>>>>
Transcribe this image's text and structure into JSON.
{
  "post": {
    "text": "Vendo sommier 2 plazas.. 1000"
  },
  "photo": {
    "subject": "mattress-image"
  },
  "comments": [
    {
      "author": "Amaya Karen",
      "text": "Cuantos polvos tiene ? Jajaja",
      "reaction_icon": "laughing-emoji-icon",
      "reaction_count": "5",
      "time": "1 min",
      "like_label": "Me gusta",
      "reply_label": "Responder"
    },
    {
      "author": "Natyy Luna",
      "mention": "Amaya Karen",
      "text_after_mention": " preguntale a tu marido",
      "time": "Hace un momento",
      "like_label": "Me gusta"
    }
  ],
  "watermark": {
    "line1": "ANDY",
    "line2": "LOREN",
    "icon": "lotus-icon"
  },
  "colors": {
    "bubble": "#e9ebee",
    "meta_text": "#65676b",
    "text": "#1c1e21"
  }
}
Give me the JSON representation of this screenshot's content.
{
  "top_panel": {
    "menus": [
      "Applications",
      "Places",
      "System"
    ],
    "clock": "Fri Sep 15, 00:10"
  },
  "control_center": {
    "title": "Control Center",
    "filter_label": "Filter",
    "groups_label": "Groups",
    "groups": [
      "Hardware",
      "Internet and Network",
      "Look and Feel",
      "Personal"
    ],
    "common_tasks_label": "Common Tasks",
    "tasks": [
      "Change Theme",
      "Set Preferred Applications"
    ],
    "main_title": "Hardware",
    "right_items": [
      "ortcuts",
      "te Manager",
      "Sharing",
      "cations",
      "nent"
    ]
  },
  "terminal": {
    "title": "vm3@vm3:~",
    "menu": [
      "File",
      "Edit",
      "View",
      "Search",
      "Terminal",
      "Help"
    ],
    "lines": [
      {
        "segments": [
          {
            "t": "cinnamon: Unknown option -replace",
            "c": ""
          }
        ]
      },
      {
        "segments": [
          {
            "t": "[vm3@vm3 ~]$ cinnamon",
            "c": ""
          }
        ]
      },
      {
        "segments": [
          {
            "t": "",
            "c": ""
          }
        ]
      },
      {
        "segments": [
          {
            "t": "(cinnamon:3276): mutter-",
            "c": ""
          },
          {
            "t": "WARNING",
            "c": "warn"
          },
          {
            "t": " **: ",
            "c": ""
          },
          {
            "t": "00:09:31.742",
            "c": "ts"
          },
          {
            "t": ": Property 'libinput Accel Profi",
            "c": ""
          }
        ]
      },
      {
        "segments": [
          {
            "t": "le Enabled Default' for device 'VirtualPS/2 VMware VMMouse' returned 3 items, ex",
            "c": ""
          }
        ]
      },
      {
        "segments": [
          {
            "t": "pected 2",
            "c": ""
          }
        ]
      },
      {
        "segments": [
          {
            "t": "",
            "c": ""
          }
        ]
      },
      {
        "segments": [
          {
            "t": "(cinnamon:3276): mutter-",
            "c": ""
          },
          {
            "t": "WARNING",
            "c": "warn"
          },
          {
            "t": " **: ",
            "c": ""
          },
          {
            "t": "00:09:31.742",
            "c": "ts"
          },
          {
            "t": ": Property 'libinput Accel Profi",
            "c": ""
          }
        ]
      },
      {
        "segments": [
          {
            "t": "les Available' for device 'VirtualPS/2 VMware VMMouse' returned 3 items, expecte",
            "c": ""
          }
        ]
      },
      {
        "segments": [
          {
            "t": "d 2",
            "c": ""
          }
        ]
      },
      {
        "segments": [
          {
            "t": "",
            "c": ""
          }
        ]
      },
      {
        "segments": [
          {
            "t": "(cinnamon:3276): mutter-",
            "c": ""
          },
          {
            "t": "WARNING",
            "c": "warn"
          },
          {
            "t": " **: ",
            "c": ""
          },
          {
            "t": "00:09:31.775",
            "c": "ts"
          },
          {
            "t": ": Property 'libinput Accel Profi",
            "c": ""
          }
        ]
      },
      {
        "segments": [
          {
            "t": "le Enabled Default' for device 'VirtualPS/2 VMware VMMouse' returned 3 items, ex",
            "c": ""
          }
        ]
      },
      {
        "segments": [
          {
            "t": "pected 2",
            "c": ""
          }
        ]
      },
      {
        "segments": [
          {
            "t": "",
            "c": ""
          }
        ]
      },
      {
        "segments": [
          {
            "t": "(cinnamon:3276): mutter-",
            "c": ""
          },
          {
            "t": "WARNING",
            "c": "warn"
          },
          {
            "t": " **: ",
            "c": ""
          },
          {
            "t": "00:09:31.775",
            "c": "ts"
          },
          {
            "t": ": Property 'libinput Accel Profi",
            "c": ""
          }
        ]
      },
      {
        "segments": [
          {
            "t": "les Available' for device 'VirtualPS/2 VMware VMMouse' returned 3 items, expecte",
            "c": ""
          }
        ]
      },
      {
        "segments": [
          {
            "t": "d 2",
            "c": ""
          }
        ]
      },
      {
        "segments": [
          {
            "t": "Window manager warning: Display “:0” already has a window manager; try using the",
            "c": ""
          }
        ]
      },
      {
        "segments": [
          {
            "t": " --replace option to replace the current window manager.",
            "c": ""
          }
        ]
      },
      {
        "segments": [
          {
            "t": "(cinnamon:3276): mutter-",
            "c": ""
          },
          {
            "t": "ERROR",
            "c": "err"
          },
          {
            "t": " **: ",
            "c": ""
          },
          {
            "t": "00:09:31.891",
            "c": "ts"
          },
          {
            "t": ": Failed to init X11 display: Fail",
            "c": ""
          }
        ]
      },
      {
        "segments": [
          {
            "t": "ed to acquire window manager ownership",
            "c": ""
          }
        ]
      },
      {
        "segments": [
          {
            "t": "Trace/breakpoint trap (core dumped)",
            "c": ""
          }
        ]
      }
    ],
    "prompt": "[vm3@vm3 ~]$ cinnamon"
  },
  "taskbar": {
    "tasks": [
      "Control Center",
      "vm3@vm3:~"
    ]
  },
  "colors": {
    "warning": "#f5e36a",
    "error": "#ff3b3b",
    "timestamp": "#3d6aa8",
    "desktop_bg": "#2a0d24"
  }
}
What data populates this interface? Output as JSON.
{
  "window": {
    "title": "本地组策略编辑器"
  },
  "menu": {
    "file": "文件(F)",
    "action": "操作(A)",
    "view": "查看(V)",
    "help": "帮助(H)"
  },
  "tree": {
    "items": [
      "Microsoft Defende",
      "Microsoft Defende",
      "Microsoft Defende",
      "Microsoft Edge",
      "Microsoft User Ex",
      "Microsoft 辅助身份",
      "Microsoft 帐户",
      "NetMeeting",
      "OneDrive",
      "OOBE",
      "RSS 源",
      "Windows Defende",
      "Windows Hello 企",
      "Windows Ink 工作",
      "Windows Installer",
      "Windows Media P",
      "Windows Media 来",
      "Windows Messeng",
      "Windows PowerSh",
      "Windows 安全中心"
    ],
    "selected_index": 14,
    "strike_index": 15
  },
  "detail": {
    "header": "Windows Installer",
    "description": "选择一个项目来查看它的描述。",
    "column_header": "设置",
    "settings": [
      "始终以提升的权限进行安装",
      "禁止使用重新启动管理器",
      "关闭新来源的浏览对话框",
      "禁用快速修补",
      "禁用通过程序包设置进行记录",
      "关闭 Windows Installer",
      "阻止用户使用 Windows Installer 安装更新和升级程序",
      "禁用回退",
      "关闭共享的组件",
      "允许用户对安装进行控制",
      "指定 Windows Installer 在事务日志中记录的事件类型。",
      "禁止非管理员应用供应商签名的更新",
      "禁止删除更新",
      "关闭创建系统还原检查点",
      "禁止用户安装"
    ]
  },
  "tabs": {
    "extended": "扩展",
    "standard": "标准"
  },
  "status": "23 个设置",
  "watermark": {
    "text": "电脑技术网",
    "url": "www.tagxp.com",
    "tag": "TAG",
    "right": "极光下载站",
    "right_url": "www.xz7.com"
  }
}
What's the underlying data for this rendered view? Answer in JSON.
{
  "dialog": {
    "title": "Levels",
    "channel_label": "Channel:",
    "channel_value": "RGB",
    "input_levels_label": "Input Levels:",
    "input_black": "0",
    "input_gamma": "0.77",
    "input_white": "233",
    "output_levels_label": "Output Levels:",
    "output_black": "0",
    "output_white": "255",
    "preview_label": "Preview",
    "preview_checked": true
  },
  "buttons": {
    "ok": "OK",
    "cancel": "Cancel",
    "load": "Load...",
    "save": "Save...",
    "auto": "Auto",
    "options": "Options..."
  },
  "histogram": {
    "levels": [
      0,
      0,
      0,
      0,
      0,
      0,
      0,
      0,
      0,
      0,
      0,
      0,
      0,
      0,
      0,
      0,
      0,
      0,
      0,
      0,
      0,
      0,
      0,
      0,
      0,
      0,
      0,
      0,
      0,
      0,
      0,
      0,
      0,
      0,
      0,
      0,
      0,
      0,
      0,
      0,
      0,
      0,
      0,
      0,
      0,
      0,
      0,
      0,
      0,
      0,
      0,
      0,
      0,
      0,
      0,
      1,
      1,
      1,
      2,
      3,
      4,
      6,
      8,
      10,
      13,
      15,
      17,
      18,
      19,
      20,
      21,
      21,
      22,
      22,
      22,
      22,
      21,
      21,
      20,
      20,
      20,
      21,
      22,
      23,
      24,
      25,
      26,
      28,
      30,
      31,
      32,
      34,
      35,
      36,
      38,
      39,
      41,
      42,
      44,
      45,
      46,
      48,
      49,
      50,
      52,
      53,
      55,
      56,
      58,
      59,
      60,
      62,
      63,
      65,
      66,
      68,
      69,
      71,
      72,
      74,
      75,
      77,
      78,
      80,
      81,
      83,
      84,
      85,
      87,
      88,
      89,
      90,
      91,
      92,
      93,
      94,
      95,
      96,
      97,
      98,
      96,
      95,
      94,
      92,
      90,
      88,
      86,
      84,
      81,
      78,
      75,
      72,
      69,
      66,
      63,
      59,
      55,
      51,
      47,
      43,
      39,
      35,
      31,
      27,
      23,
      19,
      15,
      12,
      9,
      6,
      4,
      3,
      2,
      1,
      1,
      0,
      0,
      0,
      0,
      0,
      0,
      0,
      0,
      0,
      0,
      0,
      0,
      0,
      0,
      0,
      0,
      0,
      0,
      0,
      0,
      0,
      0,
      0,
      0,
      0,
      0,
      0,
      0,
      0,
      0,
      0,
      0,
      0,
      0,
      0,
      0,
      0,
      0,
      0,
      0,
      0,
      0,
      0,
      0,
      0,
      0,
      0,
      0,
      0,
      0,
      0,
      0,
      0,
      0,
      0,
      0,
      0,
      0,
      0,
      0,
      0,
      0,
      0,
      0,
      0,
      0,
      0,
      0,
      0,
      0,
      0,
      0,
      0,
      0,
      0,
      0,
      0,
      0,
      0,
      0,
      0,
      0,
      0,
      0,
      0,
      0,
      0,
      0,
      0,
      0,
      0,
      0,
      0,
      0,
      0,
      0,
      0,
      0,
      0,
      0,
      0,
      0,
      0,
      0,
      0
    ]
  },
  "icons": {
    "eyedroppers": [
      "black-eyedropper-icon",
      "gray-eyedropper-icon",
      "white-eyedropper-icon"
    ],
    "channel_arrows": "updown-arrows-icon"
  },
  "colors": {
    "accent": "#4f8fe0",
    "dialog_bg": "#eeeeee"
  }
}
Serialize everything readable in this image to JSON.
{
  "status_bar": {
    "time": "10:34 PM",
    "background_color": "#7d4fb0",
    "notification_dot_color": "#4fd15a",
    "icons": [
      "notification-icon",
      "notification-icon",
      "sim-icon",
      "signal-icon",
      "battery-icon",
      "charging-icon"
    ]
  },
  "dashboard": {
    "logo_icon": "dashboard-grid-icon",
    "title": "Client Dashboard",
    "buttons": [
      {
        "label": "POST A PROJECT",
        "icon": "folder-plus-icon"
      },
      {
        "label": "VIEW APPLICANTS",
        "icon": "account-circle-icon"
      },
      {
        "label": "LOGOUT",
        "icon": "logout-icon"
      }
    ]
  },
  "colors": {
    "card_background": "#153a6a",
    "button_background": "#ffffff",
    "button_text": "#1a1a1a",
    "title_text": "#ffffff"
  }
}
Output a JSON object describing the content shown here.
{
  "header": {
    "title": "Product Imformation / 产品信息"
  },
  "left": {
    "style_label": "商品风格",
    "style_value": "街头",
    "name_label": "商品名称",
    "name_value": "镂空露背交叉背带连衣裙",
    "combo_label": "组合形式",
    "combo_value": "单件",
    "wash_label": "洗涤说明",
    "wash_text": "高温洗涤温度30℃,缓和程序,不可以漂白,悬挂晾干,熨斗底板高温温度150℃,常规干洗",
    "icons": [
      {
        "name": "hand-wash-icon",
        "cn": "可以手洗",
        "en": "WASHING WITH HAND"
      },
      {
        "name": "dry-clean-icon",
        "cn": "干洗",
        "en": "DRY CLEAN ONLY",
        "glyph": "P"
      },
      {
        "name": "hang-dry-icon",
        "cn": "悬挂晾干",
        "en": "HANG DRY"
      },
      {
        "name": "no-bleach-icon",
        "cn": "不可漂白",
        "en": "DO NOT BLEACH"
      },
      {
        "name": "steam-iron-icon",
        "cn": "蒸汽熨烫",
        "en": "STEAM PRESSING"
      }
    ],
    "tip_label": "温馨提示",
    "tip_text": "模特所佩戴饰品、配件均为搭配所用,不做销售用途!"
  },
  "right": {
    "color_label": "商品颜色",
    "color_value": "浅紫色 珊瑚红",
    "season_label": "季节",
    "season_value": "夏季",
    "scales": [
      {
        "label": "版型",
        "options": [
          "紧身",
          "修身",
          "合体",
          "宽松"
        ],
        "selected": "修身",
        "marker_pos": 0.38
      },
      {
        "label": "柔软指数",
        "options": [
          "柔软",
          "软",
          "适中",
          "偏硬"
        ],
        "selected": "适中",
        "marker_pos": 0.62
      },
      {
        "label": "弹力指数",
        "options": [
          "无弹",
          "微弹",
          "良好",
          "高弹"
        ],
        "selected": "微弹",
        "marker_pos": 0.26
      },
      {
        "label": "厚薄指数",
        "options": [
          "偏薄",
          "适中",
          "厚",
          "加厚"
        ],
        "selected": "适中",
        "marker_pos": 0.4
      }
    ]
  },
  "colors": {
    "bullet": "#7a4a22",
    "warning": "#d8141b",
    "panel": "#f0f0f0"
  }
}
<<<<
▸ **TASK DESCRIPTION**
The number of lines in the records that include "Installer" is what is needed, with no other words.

▸ **TASK OUTPUT**
5